* _Task goal_
For the word "JSON", state how many lines of the records include it, with no other text.

[Stored items]
- - -

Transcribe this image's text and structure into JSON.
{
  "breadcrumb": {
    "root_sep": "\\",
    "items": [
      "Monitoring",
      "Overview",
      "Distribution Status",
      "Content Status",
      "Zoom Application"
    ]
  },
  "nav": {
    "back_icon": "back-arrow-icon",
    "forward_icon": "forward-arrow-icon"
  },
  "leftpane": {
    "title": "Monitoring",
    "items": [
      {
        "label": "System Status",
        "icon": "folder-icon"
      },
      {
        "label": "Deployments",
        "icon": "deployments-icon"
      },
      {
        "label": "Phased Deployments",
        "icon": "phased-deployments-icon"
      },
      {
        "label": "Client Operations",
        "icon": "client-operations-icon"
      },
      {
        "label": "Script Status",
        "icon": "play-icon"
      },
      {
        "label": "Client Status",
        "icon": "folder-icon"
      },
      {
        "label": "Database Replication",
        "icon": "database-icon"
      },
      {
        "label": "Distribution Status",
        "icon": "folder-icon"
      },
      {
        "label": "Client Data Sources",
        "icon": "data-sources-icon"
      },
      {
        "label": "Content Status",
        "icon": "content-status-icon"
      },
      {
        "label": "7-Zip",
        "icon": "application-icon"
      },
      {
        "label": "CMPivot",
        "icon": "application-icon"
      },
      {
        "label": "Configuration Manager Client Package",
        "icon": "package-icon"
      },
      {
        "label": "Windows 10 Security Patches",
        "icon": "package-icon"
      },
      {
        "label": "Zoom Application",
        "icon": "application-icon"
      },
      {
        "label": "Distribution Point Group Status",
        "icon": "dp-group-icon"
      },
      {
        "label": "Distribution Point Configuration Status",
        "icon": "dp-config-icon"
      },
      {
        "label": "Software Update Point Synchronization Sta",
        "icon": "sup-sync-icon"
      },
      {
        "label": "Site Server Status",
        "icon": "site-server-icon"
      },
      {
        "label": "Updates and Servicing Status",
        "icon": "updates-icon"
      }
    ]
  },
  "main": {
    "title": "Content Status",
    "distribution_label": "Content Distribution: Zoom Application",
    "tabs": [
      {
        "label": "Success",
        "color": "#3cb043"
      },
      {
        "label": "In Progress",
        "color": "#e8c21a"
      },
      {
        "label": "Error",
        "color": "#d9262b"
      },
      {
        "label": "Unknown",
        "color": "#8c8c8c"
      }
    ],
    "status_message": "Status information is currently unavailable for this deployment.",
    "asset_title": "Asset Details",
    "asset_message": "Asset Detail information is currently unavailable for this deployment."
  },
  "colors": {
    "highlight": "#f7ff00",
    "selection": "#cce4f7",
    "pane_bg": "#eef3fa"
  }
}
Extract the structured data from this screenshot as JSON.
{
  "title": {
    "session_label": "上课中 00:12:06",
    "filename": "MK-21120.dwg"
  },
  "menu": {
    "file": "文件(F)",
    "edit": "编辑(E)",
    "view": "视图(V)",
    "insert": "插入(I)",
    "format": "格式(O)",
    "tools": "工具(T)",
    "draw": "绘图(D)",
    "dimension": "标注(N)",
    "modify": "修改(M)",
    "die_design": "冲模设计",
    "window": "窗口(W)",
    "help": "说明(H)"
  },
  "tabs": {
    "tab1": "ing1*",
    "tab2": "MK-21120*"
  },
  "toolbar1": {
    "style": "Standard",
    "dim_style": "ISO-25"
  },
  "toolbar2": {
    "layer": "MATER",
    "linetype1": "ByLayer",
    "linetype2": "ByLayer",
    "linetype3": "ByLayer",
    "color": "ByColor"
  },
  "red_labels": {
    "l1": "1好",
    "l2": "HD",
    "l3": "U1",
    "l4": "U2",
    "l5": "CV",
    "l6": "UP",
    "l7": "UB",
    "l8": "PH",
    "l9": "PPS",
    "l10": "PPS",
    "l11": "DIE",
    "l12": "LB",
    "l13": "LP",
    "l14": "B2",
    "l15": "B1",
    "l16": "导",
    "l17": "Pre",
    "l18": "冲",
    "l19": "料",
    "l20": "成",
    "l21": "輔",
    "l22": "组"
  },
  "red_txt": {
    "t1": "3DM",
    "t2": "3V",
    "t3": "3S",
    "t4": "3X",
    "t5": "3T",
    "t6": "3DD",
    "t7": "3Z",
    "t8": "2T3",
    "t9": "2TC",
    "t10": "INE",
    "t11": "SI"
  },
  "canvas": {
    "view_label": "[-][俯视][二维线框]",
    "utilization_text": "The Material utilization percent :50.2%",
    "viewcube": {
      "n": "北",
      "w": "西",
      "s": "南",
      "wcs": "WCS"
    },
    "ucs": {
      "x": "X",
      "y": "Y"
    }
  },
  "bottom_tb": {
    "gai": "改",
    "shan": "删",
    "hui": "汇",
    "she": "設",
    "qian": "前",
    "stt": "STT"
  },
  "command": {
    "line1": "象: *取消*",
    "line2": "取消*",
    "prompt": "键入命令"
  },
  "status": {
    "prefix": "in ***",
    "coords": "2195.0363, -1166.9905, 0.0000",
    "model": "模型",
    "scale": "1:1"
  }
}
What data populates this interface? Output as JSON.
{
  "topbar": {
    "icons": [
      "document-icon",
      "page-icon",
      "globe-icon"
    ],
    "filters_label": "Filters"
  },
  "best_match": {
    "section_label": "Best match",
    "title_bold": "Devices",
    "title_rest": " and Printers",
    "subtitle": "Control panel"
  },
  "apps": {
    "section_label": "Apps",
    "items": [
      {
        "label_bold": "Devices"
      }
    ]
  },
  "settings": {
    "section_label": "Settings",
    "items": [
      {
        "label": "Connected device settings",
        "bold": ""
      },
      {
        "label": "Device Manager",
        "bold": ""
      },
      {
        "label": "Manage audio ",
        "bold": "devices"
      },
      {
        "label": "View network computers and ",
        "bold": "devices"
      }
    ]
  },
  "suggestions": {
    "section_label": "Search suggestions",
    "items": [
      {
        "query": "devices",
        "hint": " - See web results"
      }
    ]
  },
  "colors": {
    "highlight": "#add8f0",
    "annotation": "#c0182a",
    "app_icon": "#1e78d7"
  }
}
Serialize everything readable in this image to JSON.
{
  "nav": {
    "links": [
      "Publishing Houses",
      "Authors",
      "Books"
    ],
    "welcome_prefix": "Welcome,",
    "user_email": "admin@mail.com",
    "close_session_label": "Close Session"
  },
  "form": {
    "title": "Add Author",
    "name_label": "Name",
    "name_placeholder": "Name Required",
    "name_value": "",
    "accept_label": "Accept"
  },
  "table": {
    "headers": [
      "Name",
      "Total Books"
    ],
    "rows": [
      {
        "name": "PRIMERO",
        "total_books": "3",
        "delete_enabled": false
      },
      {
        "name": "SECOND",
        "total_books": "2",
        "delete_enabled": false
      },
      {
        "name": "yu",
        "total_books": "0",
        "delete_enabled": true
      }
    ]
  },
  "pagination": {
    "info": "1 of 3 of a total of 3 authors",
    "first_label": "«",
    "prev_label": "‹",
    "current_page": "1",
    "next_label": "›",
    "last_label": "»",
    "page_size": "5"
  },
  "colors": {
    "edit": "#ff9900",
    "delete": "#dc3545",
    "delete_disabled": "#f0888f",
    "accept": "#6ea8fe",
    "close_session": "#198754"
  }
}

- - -

* _Result of this exercise_
4